  19. 19. Oxygen Transport- Continued <ul><ul><li>Dissociation Curves </li></ul></ul><ul><ul><ul><li>Hemoglobin Dissociation with Po2 – a small drop in Po2 causes a large increase in the amount of oxygen unloaded (in active tissues) – oxygen saturation in hemoglobin is greater than that of resting tissues, so oxygen still leaves hemoglobin if tissues are not active, just at a lesser rate </li></ul></ul></ul>
  20. 20. <ul><li>Hemoglobin Dissociation with pH – drop in pH lowers affinity of hemoglobin for oxygen – Bohr Shift – which increases oxygen released, which supports cellular respiration </li></ul>More Oxygen Transport
  21. 21. Carbon Dioxide Transport <ul><li>Hemoglobin – transports carbon dioxide as well as oxygen </li></ul><ul><ul><li>Aides in buffering – preventing harmful changes in blood pH </li></ul></ul><ul><ul><ul><li>Carbon dioxide produced by body tissues diffuses into plasma and interstitial fluid </li></ul></ul></ul><ul><ul><ul><li>Most of the carbon dioxide diffuses into red blood cells, small percent stays in plasma as dissolved carbon dioxide </li></ul></ul></ul><ul><ul><ul><li>Some of CO2 in blood transported by hemoglobin </li></ul></ul></ul><ul><ul><ul><li>Most CO2 reacts with water in red blood cells to form carbonic acid (H2CO3)‏ </li></ul></ul></ul>

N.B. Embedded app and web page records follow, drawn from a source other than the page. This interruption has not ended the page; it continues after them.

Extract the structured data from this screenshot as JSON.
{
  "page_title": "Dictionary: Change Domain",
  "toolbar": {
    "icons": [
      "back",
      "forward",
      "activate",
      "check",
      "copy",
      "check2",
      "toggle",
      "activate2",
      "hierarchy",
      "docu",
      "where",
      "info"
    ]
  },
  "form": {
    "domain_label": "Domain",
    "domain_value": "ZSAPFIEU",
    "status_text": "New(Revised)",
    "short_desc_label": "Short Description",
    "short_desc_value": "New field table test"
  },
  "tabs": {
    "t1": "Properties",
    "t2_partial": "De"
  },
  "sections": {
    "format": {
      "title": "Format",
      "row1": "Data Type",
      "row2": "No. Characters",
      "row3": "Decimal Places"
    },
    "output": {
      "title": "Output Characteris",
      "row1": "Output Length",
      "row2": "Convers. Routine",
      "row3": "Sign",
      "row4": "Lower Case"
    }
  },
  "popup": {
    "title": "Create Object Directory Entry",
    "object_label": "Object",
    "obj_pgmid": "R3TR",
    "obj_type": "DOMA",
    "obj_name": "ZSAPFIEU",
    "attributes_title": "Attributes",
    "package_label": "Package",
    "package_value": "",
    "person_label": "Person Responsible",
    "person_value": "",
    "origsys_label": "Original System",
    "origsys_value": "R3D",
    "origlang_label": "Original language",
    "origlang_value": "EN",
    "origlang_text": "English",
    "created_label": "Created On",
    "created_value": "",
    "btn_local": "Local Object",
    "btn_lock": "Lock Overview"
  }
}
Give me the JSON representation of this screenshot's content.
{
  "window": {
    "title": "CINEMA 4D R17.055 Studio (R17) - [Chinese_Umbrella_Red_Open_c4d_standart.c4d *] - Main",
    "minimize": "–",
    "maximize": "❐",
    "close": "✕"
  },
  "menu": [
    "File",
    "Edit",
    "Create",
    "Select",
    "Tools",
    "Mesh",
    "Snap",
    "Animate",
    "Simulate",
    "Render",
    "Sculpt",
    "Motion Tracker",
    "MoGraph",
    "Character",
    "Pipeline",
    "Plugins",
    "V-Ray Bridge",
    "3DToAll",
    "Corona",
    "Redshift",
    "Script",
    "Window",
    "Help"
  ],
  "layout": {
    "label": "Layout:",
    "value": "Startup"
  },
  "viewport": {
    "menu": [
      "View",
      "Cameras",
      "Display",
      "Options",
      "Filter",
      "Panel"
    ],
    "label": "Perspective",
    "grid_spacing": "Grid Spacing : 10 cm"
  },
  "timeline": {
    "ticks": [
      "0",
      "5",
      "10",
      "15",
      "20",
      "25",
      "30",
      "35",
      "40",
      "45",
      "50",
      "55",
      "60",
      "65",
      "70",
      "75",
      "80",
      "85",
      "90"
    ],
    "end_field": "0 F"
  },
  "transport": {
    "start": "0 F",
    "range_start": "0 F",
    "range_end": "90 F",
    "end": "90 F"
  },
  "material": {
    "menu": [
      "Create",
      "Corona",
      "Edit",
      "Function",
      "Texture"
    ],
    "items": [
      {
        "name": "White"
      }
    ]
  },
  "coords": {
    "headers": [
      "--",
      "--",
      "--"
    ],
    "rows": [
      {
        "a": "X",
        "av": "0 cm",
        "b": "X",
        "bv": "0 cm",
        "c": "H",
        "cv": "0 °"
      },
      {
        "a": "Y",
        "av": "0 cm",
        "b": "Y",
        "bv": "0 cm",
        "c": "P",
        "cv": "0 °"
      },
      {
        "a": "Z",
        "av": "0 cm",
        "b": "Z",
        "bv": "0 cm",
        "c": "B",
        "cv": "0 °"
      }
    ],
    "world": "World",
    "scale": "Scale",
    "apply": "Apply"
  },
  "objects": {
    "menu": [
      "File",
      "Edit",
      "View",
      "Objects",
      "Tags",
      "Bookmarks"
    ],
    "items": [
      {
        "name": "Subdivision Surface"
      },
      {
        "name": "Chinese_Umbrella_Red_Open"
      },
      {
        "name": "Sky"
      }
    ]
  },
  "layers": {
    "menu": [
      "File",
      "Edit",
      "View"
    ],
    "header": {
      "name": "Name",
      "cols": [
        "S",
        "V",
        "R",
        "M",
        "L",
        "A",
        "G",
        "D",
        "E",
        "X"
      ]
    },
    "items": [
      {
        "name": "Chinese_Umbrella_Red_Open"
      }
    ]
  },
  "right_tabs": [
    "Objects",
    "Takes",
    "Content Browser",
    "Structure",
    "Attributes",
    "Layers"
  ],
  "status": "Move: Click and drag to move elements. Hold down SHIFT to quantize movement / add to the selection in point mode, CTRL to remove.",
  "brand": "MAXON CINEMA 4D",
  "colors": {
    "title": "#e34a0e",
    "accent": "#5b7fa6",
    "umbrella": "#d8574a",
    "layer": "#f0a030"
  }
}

  22. 22. Carbon Dioxide Transport- Continued <ul><ul><ul><li>Carbonic acid dissociates into bicarbonate ion and hydrogen ion </li></ul></ul></ul><ul><ul><ul><li>Hemoglobin binds most of the hydrogen ion, preventing acidic pH change in blood (and Bohr Shift)‏ </li></ul></ul></ul><ul><ul><ul><li>Most of the bicarbonate ion diffuses into red blood cells from plasma, combines with released hydrogen ions reforming carbonic acid </li></ul></ul></ul><ul><ul><ul><li>Converted back into carbon dioxide and water </li></ul></ul></ul><ul><ul><ul><li>Carbon dioxide unloaded from hemoglobin and diffused into interstitial fluid </li></ul></ul></ul><ul><ul><ul><li>Diffuses into alveolar space, exhaled out of body </li></ul></ul></ul><ul><ul><ul><li>Reduction of carbon dioxide concentration in plasma stimulates break down of carbonic acid into carbon dioxide and water in red blood cells </li></ul></ul></ul>
  23. 23. Evolutionary Adaptations in Animals <ul><li>Endurance Runners (Pronghorn) </li></ul><ul><li>Diving Mammals (Weddell Seal) </li></ul><ul><ul><ul><li>Higher concentration of myoglobin – oxygen storing protein -- in muscles </li></ul></ul></ul>
  24. 24. Questions?
  25. 25. Ready to Start Your Quiz? Good Luck!